→ **Entries from a dataset of interfaces**
____
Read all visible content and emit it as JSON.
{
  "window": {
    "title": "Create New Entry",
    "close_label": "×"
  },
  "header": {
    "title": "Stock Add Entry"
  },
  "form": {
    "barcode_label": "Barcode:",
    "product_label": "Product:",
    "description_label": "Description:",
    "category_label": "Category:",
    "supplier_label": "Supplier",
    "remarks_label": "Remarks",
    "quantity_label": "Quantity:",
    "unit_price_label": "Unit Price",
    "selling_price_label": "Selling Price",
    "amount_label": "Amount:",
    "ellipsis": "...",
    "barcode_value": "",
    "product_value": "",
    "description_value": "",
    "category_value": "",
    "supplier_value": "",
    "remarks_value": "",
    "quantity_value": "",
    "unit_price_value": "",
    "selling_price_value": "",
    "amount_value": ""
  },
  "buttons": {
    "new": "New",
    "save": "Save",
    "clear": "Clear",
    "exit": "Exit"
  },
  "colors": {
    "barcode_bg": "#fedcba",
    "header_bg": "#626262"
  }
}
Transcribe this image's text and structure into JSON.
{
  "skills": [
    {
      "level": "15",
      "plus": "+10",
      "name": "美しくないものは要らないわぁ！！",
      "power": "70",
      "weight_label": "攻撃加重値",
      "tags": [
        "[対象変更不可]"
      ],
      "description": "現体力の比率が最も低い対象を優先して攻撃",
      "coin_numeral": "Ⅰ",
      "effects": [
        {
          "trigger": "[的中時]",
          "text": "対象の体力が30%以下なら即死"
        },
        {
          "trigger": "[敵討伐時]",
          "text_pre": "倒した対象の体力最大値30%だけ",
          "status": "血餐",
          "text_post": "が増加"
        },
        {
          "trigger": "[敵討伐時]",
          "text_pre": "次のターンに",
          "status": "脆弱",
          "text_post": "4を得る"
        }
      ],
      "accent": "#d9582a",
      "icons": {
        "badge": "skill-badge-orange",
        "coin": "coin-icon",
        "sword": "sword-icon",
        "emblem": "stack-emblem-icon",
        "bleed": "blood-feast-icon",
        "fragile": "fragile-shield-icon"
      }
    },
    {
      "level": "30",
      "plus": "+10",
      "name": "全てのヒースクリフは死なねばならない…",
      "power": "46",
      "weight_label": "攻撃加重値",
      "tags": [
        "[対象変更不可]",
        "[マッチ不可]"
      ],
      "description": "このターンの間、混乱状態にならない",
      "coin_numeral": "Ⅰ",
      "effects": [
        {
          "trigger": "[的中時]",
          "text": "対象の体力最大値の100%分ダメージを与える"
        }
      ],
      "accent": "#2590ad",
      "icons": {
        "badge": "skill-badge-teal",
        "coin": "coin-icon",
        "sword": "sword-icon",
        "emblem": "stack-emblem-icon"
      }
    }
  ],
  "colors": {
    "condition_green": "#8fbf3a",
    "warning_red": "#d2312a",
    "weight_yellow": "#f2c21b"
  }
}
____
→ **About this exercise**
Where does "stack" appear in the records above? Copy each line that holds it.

→ **Output of the exercise**
        "emblem": "stack-emblem-icon",
        "emblem": "stack-emblem-icon"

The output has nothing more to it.